- Celebrities with even slightly fat bodies are shamed for their size (fat-shaming), make-up advertisements are dominated with skinny models, even hair models are thin and never big
- the food we are told to eat by ‘experts’ in those magazines, which, if we were to stick to, we are told would produce the ideal weight in a jiffy: if it doesn’t, we must be a failure, so adding to the burden of self-shame.
So called ‘healthy eating’ is packed with high carb, high-sugar and high fat, so it’s not so healthy at all. When it comes to our physical health, I have had the experience of an overweight GP telling me to go on a diet, in a case of ‘do what I say, not do what I do’. All of this seems to be there to tell us:
- That we are not good enough
- That fat is failure
- That we need something ‘out there’ that we need to ‘do’, or ‘have’ some magic remedy that is ‘out there somewhere’.
So, we are constantly searching the world for that one outfit to make us look thin, the one diet that will make us thin overnight, the one hair-do that people will love and so not notice our body weight.
What kind of vicious cycle is this?
What way is this to treat ourselves and anyone else who is even slightly overweight, let alone 44kg overweight!
If the world tells us we need to keep searching for the one ‘something’ that will miraculously change our lives, like the wave of a magic wand, what is that telling us about ourselves? That we are intrinsically wrong for carrying excess weight?
How is that possible? Why have we accepted this as okay?
The harm we do to ourselves with the self-bashing and self-loathing is far worse that the impact of all the food we care to eat, for it takes us apart and disassembles us to poison ourselves with self-hatred, self-blame and loathing.
What sense does it make that overweight means we should be condemned?
Let’s consider some facts here –
We are born with incredible beauty within us; nothing can take that way, nothing and no one.
Just because we grow and put on excess weight cannot and does not take that beauty away from us – it is inviolate, untouchable, no matter what happens to us or what hurts we have experienced, it remains.
We can recognise the beauty within us or we can bury it. But why do we bury it? We can do that for all sorts of reasons, but no matter what the reason.
We do not have to remain a prisoner of the influences that tell us we are no good.
Anything that tells us we are ‘no good’ or ‘not good enough’ is a lie anyway
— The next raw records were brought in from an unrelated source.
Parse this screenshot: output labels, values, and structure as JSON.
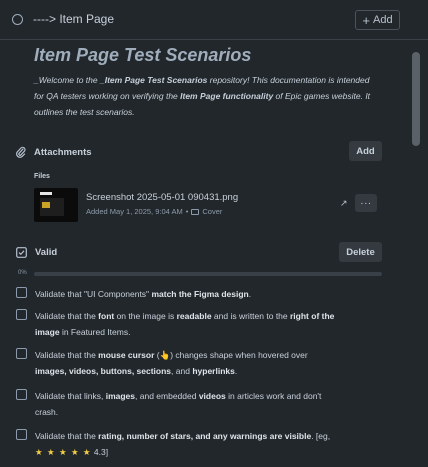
{
  "header": {
    "breadcrumb": "----> Item Page",
    "add_label": "Add"
  },
  "description": {
    "title": "Item Page Test Scenarios",
    "intro_parts": [
      "_Welcome to the ",
      "_Item Page ",
      "Test Scenarios",
      " repository! This documentation is intended for QA testers working on verifying the ",
      "Item Page functionality",
      " of Epic games website. It outlines the test scenarios."
    ]
  },
  "attachments": {
    "heading": "Attachments",
    "add_label": "Add",
    "files_label": "Files",
    "file": {
      "name": "Screenshot 2025-05-01 090431.png",
      "meta_added": "Added May 1, 2025, 9:04 AM",
      "meta_sep": "•",
      "meta_cover": "Cover",
      "more_label": "···"
    }
  },
  "checklist": {
    "heading": "Valid",
    "delete_label": "Delete",
    "progress_text": "0%",
    "progress_value": 0,
    "accent_color": "#4bce97",
    "items": [
      {
        "parts": [
          "Validate that \"UI Components\" ",
          "match the Figma design",
          "."
        ]
      },
      {
        "parts": [
          "Validate that the ",
          "font",
          " on the image is ",
          "readable",
          " and is written to the ",
          "right of the image",
          " in Featured Items."
        ]
      },
      {
        "parts": [
          "Validate that the ",
          "mouse cursor",
          " (",
          "👆",
          ") changes shape when hovered over ",
          "images, videos, buttons, sections",
          ", and ",
          "hyperlinks",
          "."
        ]
      },
      {
        "parts": [
          "Validate that links, ",
          "images",
          ", and embedded ",
          "videos",
          " in articles work and don't crash."
        ]
      },
      {
        "parts": [
          "Validate that the ",
          "rating, number of stars, and any warnings are visible",
          ". [eg, ",
          "★ ★ ★ ★ ★",
          " 4.3]"
        ]
      }
    ]
  },
  "icons": {
    "status": "circle-icon",
    "attachments": "paperclip-icon",
    "checklist": "checkbox-icon",
    "open": "open-external-icon",
    "cover": "card-icon"
  }
}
I have found it’s best to not listen to lies – they are worthless. So living in the world is a bit like a boot camp – it’s how fit we can be to not listen to things that are untrue; anything that tells us we are not the innate beauty within us. This kind of fitness has nothing to do with body building, but is the kind of fitness that can support us to refuse to listen to lies, refuse to self-loathe, refuse to self-bash or be self-critical and appreciate ourselves for all we are worth. That calls for the kind of fitness that we can build step by step by being gentle and loving with ourselves.
We can make ourselves a priority with how we move, speak and walk and go about our day realising just how valued and precious we are. That is real fitness in the world.
There is a wealth of articles, videos and audios on this site to support you to develop appreciating yourself for all you are worth:
- Self-Care, the path to awareness
- Self-love vs Self-loathing
- When will women be ok with their weight? When is enough, enough?
- Serge Benhayon TV Episode 15: Movement over matter
- Jean Gamble Making Loving Choices: The Intelligence of the Heart